- WHAT IS REQUIRED
Work out the number of lines in the records that include the word "Truck"; reply with that number alone.

[Component data from apps and pages]
# # # # # # #

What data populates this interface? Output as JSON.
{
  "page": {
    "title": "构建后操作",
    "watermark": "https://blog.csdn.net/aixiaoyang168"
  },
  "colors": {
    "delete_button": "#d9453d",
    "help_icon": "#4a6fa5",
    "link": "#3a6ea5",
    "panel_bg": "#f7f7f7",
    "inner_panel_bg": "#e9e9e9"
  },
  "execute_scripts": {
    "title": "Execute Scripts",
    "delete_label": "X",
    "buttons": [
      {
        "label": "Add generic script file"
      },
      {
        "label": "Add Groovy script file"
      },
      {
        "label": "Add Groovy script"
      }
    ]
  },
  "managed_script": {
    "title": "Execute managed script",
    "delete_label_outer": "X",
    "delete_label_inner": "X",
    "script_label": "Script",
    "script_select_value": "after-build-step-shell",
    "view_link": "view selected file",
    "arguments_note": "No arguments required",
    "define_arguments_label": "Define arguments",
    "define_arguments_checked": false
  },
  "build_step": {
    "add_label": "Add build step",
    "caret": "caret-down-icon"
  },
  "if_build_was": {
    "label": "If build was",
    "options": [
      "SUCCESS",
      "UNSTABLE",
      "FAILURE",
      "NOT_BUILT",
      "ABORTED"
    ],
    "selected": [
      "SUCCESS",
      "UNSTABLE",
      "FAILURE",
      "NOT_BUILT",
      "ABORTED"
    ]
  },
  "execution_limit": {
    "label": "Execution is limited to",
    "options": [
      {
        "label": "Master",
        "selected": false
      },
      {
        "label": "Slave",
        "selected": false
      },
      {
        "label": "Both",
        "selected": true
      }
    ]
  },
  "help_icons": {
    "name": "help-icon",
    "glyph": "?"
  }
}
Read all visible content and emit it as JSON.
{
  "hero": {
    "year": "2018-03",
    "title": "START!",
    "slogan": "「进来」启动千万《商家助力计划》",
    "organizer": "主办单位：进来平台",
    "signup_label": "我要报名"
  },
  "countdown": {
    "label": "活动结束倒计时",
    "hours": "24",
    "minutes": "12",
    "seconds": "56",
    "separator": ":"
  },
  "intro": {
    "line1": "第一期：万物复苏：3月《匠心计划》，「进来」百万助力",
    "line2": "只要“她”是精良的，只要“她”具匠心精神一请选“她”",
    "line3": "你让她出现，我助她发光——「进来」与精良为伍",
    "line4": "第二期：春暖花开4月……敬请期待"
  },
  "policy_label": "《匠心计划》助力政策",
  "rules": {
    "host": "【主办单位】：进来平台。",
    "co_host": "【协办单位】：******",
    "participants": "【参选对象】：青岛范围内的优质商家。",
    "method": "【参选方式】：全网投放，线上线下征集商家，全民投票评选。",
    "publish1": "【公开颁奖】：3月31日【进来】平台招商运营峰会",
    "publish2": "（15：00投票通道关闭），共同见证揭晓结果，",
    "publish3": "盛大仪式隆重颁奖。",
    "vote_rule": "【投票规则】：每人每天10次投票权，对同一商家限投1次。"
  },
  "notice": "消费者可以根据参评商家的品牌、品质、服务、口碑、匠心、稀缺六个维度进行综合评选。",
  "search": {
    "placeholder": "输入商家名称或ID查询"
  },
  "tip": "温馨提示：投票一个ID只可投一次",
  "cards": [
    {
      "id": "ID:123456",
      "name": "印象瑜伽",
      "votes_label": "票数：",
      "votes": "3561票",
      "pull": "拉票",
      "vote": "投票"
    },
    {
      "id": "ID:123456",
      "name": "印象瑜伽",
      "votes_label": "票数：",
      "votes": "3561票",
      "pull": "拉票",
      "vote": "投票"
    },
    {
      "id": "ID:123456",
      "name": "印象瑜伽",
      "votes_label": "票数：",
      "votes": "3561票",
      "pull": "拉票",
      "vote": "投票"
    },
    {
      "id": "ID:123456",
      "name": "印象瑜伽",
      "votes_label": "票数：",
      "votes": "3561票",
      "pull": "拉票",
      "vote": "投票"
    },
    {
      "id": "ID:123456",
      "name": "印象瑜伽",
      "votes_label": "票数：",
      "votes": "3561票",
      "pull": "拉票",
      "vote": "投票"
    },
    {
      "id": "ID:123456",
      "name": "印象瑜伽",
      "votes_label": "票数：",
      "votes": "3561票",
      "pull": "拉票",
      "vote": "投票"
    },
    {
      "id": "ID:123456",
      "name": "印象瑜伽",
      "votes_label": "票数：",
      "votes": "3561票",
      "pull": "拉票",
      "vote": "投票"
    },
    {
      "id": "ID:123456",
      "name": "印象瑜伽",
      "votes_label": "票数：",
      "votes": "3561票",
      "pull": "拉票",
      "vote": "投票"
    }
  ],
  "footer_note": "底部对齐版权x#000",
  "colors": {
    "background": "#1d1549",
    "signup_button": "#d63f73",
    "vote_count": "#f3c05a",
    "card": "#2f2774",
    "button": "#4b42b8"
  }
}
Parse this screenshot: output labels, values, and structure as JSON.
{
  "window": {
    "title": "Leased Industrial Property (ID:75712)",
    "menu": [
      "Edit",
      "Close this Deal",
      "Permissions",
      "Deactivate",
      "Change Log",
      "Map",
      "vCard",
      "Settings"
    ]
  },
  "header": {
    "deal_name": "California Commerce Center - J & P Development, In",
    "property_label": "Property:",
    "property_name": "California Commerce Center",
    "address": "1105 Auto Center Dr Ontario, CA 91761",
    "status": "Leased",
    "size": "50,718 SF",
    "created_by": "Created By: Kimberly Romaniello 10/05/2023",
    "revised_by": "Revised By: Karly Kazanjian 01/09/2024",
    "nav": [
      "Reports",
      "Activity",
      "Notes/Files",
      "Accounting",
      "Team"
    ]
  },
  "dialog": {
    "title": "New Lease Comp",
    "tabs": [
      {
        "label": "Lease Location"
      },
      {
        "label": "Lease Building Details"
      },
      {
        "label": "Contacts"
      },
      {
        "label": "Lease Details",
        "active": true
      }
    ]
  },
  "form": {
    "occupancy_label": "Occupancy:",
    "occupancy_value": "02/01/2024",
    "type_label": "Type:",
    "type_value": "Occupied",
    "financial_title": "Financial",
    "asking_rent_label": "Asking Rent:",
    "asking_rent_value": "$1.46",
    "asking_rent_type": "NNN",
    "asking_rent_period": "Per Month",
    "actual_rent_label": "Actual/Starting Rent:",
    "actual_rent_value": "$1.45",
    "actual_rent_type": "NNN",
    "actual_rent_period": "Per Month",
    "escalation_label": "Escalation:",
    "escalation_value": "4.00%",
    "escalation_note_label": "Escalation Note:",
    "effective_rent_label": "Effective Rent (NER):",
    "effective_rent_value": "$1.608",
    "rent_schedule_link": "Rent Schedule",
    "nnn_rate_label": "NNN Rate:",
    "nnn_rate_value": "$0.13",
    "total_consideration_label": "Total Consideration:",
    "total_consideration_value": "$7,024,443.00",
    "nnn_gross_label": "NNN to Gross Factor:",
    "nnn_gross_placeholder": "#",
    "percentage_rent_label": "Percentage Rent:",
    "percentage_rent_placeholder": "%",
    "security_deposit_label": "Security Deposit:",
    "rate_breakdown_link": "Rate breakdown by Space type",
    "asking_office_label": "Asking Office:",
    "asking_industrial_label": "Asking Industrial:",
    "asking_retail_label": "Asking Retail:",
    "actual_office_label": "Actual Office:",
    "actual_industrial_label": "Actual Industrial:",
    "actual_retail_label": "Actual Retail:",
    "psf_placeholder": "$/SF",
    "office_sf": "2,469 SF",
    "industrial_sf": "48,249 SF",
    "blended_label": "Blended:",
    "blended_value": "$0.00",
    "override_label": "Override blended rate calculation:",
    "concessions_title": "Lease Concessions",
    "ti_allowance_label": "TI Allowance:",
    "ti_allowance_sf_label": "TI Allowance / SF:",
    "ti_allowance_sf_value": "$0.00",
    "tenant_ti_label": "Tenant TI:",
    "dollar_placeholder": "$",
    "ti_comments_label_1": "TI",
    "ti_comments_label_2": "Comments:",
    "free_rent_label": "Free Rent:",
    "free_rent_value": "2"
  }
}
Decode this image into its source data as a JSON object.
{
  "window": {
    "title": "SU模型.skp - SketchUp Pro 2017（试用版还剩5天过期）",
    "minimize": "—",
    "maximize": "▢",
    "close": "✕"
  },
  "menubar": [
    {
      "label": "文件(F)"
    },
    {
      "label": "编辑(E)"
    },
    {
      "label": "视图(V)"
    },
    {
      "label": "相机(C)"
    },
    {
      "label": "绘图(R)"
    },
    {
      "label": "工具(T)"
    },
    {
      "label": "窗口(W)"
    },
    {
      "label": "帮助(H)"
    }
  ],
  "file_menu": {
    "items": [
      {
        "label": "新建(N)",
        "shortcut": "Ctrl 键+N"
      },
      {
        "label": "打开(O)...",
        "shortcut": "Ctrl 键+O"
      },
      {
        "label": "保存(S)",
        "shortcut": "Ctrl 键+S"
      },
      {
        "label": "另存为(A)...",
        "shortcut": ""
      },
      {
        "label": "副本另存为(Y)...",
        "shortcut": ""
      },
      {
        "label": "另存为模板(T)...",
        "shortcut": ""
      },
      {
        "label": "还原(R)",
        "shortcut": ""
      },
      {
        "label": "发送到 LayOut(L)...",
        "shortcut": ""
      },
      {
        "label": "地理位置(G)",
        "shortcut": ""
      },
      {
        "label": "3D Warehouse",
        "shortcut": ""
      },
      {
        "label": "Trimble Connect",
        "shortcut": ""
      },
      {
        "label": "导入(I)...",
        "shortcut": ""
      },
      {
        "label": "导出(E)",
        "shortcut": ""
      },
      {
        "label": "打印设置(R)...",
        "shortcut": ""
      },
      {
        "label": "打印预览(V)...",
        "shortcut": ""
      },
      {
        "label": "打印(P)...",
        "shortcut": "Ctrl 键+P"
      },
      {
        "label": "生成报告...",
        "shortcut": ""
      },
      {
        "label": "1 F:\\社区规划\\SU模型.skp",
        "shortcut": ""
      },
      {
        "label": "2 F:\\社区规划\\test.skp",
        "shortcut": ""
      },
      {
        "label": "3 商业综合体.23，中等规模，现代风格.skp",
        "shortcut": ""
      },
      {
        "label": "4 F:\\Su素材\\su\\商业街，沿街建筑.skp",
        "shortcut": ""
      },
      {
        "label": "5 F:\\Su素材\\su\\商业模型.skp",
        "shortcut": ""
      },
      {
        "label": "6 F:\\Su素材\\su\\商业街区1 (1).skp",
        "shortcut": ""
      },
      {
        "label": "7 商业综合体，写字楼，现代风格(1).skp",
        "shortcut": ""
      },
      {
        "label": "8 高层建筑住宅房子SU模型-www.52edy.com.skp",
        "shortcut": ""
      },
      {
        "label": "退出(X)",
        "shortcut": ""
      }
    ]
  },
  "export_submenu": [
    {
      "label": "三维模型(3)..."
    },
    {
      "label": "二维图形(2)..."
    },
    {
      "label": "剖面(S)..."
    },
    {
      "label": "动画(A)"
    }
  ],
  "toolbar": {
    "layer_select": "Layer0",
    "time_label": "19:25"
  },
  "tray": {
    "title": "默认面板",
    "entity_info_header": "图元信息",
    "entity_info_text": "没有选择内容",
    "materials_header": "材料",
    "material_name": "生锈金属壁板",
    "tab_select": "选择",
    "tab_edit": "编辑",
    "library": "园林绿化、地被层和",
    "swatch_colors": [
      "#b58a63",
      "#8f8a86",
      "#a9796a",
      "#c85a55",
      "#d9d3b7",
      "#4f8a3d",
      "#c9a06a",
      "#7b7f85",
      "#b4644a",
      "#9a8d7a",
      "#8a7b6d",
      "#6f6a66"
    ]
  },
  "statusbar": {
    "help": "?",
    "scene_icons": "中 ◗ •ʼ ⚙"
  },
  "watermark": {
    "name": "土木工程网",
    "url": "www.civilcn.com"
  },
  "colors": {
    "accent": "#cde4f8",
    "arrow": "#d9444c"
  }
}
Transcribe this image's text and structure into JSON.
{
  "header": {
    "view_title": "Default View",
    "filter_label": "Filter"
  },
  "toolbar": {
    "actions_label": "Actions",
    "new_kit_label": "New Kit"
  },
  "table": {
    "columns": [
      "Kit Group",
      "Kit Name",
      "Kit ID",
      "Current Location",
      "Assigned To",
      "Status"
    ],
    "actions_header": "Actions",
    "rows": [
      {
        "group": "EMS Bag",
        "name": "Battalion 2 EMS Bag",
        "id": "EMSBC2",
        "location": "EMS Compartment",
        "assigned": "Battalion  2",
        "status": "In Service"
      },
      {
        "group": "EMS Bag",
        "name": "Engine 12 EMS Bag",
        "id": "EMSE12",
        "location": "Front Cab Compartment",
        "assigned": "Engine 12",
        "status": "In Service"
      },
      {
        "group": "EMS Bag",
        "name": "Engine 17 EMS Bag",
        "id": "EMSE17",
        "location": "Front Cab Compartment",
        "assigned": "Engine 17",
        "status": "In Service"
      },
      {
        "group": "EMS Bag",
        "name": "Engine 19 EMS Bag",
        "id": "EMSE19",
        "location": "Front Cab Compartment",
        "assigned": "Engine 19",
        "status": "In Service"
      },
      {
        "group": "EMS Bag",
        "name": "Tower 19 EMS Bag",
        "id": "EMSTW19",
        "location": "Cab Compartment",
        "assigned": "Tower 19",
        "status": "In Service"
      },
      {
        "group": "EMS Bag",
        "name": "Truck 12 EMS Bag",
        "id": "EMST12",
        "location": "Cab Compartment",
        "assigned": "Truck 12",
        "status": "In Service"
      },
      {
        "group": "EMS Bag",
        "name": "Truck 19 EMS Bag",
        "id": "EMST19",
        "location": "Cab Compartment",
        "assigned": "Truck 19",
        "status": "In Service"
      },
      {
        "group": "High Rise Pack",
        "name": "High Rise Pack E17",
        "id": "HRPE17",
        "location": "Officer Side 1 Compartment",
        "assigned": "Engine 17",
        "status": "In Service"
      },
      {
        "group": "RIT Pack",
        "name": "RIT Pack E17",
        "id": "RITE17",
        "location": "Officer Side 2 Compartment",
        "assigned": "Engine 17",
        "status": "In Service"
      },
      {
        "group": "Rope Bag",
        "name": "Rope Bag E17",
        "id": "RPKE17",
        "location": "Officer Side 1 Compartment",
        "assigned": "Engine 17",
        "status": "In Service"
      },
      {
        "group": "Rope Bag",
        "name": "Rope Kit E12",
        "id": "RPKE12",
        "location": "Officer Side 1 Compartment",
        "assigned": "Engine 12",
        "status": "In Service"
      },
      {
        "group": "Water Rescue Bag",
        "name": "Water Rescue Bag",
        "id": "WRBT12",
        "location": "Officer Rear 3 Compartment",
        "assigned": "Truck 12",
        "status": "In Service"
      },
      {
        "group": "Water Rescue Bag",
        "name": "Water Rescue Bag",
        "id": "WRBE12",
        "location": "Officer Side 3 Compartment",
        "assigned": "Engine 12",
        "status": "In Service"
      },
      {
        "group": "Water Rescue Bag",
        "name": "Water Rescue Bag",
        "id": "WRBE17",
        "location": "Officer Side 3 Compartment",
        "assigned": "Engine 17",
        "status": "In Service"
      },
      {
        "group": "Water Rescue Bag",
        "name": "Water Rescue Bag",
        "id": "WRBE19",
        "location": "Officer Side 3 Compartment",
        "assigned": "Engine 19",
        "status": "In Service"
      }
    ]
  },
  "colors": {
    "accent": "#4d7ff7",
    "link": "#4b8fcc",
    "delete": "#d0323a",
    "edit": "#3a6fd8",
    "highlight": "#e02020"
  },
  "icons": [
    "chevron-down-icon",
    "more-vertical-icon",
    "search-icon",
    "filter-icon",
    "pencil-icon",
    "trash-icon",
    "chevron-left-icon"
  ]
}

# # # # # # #

- FINISHED TASK
5